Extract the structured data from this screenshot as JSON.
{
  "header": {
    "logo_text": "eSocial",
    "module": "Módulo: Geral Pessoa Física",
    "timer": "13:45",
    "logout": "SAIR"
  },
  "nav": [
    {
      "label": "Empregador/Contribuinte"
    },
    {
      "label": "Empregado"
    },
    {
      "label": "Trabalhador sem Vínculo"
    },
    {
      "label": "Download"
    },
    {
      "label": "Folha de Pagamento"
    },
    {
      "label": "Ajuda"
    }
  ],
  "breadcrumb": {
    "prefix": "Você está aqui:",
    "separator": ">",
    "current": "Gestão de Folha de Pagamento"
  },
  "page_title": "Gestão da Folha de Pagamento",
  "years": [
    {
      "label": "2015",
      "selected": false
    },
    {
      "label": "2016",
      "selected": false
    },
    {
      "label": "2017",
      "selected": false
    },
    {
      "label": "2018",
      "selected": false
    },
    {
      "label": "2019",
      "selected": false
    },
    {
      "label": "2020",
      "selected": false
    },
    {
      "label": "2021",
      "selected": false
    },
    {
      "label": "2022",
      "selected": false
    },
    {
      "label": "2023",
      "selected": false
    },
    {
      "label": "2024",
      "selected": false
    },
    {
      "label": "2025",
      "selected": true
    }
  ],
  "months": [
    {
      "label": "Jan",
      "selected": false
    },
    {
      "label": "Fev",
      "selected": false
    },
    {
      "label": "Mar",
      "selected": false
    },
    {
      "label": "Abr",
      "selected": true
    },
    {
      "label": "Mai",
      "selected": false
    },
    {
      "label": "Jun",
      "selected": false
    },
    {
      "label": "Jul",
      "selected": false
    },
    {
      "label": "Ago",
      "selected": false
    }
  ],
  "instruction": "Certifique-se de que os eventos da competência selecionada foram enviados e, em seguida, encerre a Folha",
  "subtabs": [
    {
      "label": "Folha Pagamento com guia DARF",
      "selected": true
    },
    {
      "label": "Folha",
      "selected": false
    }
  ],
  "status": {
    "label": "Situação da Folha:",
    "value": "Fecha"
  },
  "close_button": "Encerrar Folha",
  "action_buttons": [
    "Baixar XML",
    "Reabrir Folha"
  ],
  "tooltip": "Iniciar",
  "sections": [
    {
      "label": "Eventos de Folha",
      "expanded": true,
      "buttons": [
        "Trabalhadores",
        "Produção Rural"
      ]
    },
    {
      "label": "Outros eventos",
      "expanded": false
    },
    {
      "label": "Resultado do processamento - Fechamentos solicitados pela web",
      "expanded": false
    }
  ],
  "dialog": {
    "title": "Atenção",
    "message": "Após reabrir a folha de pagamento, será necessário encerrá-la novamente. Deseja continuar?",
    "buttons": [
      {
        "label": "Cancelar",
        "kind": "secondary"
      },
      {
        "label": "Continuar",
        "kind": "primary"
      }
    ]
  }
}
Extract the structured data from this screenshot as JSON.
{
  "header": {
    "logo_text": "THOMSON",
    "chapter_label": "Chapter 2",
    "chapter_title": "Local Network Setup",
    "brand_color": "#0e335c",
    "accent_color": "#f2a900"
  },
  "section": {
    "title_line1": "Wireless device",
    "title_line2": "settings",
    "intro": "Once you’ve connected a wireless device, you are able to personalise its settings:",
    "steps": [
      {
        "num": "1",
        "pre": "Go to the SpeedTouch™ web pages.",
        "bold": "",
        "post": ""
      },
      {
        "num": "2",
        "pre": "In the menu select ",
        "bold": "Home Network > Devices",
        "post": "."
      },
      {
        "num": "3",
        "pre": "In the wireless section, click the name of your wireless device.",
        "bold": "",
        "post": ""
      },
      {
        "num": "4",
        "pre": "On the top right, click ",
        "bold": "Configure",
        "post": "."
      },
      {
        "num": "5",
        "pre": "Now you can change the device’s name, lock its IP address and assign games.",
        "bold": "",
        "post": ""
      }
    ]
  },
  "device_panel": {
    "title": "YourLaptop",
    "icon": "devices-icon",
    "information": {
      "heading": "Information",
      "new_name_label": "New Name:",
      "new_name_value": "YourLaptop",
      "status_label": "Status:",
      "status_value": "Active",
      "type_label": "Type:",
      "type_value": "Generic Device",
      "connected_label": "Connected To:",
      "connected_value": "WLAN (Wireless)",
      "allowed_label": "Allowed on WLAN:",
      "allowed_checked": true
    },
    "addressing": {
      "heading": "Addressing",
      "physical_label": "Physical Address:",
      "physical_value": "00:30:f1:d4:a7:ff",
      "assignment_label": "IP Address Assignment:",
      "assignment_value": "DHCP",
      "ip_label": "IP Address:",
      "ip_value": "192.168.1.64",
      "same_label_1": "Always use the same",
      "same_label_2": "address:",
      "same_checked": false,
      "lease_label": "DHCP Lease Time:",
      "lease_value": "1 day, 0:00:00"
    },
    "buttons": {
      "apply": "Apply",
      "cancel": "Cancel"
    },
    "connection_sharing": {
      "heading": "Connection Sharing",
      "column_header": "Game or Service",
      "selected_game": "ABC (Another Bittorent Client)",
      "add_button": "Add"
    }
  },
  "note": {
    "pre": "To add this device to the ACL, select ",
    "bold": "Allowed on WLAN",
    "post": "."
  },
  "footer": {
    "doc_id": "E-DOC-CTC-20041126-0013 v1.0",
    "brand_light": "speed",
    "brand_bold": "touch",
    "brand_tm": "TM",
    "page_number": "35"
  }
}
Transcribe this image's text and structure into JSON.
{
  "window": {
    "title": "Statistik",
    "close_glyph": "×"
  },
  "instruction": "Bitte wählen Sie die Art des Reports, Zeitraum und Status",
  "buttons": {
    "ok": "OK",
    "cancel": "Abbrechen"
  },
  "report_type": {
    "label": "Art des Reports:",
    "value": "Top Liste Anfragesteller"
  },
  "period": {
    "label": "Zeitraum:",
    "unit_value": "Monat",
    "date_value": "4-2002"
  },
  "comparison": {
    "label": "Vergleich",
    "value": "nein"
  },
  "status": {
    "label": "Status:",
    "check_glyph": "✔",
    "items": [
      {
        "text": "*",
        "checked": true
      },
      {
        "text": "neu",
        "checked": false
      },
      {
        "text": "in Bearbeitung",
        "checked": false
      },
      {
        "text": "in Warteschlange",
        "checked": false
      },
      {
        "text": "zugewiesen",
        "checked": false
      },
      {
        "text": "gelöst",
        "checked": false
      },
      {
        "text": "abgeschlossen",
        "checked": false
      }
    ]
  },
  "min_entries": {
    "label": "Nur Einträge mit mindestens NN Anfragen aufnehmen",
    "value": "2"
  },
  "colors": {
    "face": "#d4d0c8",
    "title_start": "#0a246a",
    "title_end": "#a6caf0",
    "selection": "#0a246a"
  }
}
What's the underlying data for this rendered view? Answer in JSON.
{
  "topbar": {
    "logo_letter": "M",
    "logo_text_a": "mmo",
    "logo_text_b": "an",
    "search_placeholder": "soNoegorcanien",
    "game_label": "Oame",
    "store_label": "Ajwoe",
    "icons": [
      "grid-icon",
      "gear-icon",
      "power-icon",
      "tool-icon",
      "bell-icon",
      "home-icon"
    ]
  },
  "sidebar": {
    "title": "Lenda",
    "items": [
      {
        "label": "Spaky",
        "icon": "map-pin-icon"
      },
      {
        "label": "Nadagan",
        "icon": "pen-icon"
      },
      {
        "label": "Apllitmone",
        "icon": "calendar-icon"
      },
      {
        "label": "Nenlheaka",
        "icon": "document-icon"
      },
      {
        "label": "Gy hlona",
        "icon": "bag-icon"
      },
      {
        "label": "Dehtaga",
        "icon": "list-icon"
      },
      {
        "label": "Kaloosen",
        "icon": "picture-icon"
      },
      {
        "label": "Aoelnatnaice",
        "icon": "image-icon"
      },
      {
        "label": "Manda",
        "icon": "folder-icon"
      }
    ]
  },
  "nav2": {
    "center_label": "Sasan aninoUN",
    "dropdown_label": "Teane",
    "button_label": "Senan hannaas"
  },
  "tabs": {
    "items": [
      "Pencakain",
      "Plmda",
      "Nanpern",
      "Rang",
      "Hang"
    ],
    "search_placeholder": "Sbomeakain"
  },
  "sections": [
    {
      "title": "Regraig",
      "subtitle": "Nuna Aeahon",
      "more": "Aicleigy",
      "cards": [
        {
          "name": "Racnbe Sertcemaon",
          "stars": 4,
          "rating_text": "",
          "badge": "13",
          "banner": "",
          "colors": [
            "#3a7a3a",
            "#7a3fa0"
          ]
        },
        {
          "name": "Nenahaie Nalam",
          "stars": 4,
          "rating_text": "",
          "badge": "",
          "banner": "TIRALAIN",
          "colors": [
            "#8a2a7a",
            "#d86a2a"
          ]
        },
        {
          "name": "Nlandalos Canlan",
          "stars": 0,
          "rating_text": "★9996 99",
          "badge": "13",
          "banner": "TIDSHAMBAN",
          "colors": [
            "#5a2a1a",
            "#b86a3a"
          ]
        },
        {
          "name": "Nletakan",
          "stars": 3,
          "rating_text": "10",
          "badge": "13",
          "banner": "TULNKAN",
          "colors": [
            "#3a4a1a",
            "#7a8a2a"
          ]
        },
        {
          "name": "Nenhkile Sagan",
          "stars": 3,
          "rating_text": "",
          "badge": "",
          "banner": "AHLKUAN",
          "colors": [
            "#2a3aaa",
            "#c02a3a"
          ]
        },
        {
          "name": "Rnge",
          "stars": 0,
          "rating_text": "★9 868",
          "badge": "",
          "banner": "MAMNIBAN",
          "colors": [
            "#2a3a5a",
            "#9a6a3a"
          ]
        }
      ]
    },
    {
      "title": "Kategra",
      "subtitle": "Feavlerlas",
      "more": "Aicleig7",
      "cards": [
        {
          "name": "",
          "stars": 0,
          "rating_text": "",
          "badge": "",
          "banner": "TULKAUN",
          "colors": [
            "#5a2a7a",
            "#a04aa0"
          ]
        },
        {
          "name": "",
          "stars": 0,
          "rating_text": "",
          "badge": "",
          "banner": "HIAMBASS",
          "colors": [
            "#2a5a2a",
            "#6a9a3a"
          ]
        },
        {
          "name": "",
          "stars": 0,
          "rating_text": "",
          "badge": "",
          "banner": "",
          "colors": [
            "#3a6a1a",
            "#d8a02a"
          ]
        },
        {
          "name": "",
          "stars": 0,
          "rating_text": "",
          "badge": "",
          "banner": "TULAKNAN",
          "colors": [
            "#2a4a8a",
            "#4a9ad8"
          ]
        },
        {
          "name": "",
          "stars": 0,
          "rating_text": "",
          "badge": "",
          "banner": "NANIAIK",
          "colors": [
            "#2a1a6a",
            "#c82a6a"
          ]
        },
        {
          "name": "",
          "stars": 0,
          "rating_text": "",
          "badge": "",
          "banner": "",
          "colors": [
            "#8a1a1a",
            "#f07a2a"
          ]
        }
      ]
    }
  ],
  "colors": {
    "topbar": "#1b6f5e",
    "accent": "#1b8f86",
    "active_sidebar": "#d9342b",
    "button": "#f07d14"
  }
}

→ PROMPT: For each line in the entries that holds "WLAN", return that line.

→ SOLUTION FOR THIS PROBLEM:
      "connected_value": "WLAN (Wireless)",
      "allowed_label": "Allowed on WLAN:",
    "bold": "Allowed on WLAN",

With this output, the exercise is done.